Categories: Planning

#8: Portfolio Diversity

This is part of a series in which we re-evaluate Money Magazine’s “25 Rules To Grow Rich By”. One “rule” will be re-evaluated each weekday until the series concludes; you can keep tabs on the action at the 25 Rules index. Rule #8: Invest no more than 10% of your portfolio in your company stock …

Nickel and Dimed: Scrubbing in Maine

This week, The Simple Dollar is conducting a detailed review of Barbara Ehrenreich’s Nickel and Dimed. This title is a bit of an unusual choice for a review of personal finance books, as it details an educated and affluent woman’s attempt to get by while working at low-income jobs. Can we learn anything from this …

Categories: What We're Reading

Money For Nothing: Five Ways To Put Money In Your Pocket With Zero Effort

Many people think about saving money, but decide that it’s too much work or it interferes too much with their lives. I’m usually this way, too; I’d rather not think about it when I’m hanging out with friends or spending time with family. I’m also not a big investor, so I don’t exactly plan on …

The Simple Dollar Morning Roundup: Thanksgiving Prep Edition

Lots of people are going to be traveling today, hoping to enjoy a wonderful Thanksgiving with their family. I’m no different – I have four hours of driving ahead of me this afternoon. I’m looking forward to a few relaxing days with my family. Because I’m unsure about network access, there will be no morning …

Categories: Morning Roundup

The Ten Second Rule

A few times in the past, The Simple Dollar has mentioned some reference to a “ten second rule” or a “count to ten rule” without explaining this incredibly powerful tool in detail. In short, the “ten second rule” says that any time you are about to spend any money at all, count to ten slowly …

Investment Management: The Automatic Thousandaire

Recently, I mentioned that I strongly value an emergency fund and that I had reached my short-term goal of a two month emergency fund, currently held in a high-interest savings account. Since I reached this goal, I’ve continued to automatically drop the same large amount each week into that account. “That’s great,” you might think, …

Categories: Investing, Retirement

Facing My Financial Fears: Roth IRAs

This week, The Simple Dollar is doing a five part series on financial topics that scare me just a bit.

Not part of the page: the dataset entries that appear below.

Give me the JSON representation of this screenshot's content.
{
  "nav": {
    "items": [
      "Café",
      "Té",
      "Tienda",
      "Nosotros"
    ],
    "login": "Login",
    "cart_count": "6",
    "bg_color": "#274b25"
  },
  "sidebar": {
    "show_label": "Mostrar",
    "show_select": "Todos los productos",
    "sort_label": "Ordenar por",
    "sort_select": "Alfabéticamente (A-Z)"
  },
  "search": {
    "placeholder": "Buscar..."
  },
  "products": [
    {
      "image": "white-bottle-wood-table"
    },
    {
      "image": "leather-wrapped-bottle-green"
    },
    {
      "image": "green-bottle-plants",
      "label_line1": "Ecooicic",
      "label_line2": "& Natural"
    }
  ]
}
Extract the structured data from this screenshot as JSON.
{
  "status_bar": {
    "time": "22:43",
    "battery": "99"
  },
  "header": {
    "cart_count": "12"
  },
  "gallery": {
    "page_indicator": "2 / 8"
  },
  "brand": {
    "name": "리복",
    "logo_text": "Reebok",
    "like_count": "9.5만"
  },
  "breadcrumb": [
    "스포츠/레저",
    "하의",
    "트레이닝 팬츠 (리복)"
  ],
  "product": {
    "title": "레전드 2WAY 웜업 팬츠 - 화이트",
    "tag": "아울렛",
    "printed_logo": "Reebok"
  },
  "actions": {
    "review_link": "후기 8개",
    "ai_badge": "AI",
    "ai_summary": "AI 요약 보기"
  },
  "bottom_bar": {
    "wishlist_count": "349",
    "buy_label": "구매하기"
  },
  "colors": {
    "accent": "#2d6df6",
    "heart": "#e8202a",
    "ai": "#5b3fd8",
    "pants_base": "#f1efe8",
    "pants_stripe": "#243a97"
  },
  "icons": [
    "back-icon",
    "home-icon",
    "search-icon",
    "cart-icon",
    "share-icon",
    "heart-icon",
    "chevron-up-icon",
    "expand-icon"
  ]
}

Researching and then writing about them will (hopefully) alleviate some of that fearĀ  Other fears include buying a car. Even when I was at the worst of my overspending habits, I always contributed enough to …

Categories: Retirement